If you believed everything you read on the internet, you’d think that mobile phones are taking over the world.
In a way, though, they are – last year for the first time mobile traffic exceeded desktop traffic, reflecting the momentous shift that’s been happening in consumer browsing habits for some time now. Namely that we now use our mobiles for everything. Checking social media, browsing the news, shopping – our mobiles are never out of our hands.
And this is why brands with mobile optimised or responsive websites have been enjoying the spoils of higher traffic and increased conversion. A lot of companies are trailing behind when it comes to making their website pleasant and easy to use on mobile. Where does your website fall on the spectrum?
To help you make boost your mobile conversion rates, here are five ways to improve your mobile website.
First things first; is your website responsive, or do you have a mobile optimised version? If the answer to both of these questions is no, then don’t read the rest of this blogpost and get yourself a responsive website!
If you need help checking to see if your website is mobile friendly, visit Google’s Mobile-friendly test and enter the URL of the web page you need to test.

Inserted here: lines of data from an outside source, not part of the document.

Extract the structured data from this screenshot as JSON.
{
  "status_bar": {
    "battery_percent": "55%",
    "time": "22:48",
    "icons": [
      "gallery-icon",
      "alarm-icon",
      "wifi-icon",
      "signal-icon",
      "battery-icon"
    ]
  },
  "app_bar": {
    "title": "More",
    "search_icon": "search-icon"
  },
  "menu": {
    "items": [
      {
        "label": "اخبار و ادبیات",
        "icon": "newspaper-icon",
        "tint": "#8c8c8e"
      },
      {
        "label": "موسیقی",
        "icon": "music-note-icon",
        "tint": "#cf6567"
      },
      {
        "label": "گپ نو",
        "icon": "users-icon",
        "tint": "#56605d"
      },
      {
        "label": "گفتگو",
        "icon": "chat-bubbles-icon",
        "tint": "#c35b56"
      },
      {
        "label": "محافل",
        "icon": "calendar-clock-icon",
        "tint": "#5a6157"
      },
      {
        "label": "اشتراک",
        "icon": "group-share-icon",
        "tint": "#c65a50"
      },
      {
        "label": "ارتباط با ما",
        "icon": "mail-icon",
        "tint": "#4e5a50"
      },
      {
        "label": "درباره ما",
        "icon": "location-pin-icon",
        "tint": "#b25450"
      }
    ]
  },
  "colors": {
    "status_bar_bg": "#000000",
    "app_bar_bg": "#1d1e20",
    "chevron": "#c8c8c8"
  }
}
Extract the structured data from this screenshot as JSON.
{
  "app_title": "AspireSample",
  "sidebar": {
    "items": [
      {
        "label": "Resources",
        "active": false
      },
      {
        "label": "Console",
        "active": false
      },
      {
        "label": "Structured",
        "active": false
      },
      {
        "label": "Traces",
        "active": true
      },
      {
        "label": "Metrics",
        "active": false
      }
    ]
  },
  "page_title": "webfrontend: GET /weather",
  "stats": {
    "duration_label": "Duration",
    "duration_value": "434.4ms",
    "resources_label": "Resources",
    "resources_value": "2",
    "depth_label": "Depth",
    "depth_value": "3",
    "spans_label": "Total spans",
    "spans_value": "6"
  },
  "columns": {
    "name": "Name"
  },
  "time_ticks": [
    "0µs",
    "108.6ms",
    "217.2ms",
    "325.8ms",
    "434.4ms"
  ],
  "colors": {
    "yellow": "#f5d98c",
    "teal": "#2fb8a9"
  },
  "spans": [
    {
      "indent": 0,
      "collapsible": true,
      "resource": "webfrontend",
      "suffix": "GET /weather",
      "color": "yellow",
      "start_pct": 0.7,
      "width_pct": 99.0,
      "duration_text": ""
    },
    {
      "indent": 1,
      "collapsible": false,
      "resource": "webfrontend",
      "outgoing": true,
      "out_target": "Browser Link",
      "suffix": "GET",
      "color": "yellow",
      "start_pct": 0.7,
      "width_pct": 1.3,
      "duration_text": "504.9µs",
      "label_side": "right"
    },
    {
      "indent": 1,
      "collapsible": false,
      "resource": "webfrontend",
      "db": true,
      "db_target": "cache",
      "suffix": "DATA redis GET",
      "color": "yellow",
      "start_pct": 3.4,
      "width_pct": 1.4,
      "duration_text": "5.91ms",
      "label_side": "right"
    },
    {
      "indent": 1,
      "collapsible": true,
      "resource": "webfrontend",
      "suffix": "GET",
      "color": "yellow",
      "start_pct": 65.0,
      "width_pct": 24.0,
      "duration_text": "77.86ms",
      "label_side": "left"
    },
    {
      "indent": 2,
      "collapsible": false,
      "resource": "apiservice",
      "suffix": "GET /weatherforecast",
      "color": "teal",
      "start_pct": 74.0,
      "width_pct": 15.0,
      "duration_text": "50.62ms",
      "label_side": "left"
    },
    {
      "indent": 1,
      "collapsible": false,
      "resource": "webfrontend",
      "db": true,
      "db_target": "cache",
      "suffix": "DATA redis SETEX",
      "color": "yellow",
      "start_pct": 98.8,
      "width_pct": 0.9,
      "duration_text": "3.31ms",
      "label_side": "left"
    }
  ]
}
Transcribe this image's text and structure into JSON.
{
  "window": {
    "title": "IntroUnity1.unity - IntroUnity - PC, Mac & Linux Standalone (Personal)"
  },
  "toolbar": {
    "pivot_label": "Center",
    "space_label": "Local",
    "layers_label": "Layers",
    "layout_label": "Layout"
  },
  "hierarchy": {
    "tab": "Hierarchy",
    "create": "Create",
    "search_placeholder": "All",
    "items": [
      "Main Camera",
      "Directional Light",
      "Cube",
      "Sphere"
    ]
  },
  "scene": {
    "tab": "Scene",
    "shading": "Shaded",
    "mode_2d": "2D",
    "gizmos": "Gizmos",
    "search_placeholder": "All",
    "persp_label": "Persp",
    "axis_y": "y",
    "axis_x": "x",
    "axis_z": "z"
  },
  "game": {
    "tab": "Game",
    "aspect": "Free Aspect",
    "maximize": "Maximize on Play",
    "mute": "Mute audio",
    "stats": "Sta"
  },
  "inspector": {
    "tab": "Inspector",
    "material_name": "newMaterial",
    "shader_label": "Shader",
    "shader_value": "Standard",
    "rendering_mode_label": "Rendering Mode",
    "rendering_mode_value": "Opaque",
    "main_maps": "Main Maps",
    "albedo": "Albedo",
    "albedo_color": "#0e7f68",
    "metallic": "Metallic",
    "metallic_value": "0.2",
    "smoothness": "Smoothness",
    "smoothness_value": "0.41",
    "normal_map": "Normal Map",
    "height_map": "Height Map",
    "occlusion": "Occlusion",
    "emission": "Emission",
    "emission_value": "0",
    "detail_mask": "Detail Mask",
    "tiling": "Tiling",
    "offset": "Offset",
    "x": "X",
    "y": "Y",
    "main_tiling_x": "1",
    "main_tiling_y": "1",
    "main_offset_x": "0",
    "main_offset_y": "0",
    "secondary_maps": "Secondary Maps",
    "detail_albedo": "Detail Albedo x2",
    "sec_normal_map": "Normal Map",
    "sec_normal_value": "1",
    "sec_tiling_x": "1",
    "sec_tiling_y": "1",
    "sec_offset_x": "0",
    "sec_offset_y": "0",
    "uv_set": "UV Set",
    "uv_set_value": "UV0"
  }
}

If you’re still relying on the desktop version of your site to carry you through, your conversions are likely to be suffering. The standard of mobile websites is so high these days that consumers have little to no patience with pinching, scrolling and squinting in order to just read content or perform an action. If your website acts this way, it’s likely to be slow to load and will also make you appear dated and old-fashioned in comparison to competitors.
We all have pretty high standards when it comes to mobile browsing these days, and will quickly lose interest and move on to something better if any process becomes too difficult or takes too long (our attention span is only getting shorter – we can only spend a few seconds on any one webpage now without giving up). Consider one click ordering and guest checkout options to encourage conversion.
Consumers will also be put off by payment forms which are too long. Keep questions rudimentary and also consider features such as a postcode finder and numerical calendar to make things as user-friendly as possible.
Put simply, you have a lot less space on a mobile screen than you do on a desktop, or even a tablet. There’s less room for distractions, such as pop-up ads or external links. Padding out your content with too many added extras will make your pages look cluttered and visually unappealing to a consumer.
In addition, if they’re too busy being distracted by ads and banners then they’re less likely to be doing that one thing you’ve brought them to your website to do: convert. Keep your mobile webpages as clean and simple as possible and only prioritise the most relevant content in order to see the highest conversion rates.
Are you noticing a theme emerging here? To be successful on mobile, you basically need to serve up a cleaner, more streamlined and simplified version of your website.
For starters, your navigation menu should be collapsed to allow a user to expand it and explore their options with one tap. Secondly, present them with only the most essential layers of navigation to prevent confusion and the possibility that they’ll get lost in your website and leave out of frustration. Bring your product pages to the forefront and reduce the number of clicks it takes them to reach the checkout.
We’ll say it again – mobile screens are (comparatively) small! To make sure a user doesn’t miss anything, (remember, they’re likely to be commuting, watching TV or chatting away to a friend at the same time) make your calls to action as big and as inviting as possible.
Don’t be afraid to use large or colourful buttons to draw attention. There’s a dual reasoning behind making your calls to action even more prominent than on desktop – users also need to be able to click them easily with one tap. Too small, and we’re back to that pinching and scrolling issue which leads to nothing but frustration – and a failed conversion.